I had a great time in college. Not in the sense that you might imagine. I didn’t drink. I didn’t party. And I never inhaled. Truth be told, I never put a fatty, as tokes were called in those days, to my lips. My wife Nancy says I spent a lot of time in church.
Fact is, I read a lot of books and enjoyed learning. I know, I know, Gregg’s a square peg in an even squarer hole. I guess that’s true. But given the chance to do things over again, I doubt I’d do it any differently.
For instance, I lived most of my first year as a music major at Lebanon Valley College in Annville, Pennsylvania. I spent a second year of undergraduate study in philosophy and religion. At Drexel University for years three and four, I majored in social psychology. If I had a minor, it was focusing on future studies, with the amazing Art Shostak. The upshot at my age is a liberal arts-educated bald old guy who’s generally up-to-date.

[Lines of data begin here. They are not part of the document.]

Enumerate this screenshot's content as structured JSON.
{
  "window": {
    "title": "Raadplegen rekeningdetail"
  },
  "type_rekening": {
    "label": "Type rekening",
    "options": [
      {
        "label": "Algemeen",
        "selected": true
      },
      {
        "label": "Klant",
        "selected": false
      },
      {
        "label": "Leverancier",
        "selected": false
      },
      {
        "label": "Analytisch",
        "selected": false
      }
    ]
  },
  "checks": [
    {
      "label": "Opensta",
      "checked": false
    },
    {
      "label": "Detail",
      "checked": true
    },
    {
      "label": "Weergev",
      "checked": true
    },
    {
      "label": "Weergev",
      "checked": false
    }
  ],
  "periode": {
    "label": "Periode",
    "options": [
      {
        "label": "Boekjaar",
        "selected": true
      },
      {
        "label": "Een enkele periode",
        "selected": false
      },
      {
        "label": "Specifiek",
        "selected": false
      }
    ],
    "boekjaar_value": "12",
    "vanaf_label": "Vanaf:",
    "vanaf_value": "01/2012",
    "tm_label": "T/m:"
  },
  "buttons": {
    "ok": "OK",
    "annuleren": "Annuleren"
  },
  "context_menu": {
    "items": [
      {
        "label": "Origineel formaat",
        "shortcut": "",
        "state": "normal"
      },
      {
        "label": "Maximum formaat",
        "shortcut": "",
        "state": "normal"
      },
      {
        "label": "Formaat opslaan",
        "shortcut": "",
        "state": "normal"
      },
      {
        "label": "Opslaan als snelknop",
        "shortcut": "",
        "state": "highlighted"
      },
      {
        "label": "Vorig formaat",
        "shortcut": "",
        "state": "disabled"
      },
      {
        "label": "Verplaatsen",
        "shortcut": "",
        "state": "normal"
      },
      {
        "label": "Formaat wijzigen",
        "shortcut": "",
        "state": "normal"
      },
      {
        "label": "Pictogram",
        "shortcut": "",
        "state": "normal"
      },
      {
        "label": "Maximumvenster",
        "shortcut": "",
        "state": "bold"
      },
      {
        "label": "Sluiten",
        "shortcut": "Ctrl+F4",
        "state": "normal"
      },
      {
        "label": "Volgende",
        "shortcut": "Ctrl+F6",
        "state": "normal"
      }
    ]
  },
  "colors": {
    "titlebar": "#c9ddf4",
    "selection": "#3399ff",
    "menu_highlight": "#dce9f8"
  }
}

Take the issue of books, for instance. You probably didn’t know there was an issue, right?
I’ve got maybe 75 boxes of paper-based books sitting on shelves in my home. There were more, before I started getting rid of them. They make up what’s left of a professional library. Twenty-four years a Protestant pastor and easily another six years ramping up to that adds up to someone who used to buy books like an addict buys drugs or alcohol. And you know, people aren’t reading the same anymore. I still spend hundreds of dollars a year on books, but they’re mostly e-books, and they live on my Kindle. There’s the rub.
I think people are into video nowadays, even if the computer, tablet or e-book reader is only showing them scribbled words. “There are no pictures in this,” a work friend recently complained when I handed him a copy of East Jesus, Nevada, my first novel.
“Really?” I wanted to say. Jesus.
So listen, it’s time to wake up, here on The Writers Edge. It’s time to hear the sirens and warning bells, and pay attention to the blinking lights. There are no cuneiform tablets anymore. We’ve learned to spell out our words instead of pressing sharp sticks into clay to make pictures. And nobody uses papyrus rolls, even the Egyptians. And soon–despite arguments from my newspaper editor wife and the gaggle of writers I know or hang out with–the Roman codex, or book as it is better known, will pass away as well.
What we will be left with–and I don’t mean to take anything away from my being an avid reader and writer over the next many years of my life–is digital media, like the streaming video above.
When I was in graduate school, I could read in three different alphabets–the Latin, or English, as it’s more commonly called, a old Greek alphabet and an ancient Hebrew one as well. Have I lost any of that ability? Hell yes. What I didn’t know then–and that’s plenty, trust me–is long gone with much of what little I did know. Will reading totally disappear? Of course not. But ask your average high school or college student about what they’re reading–not counting school books, texts and social media sites–and you’ll see my point.
It’ll take a while before people begin plugging themselves into the Matrix to get the content they think they need or want. But it will happen. That’s my two-cents, and no, I’m not about to pay for that right by using my phone.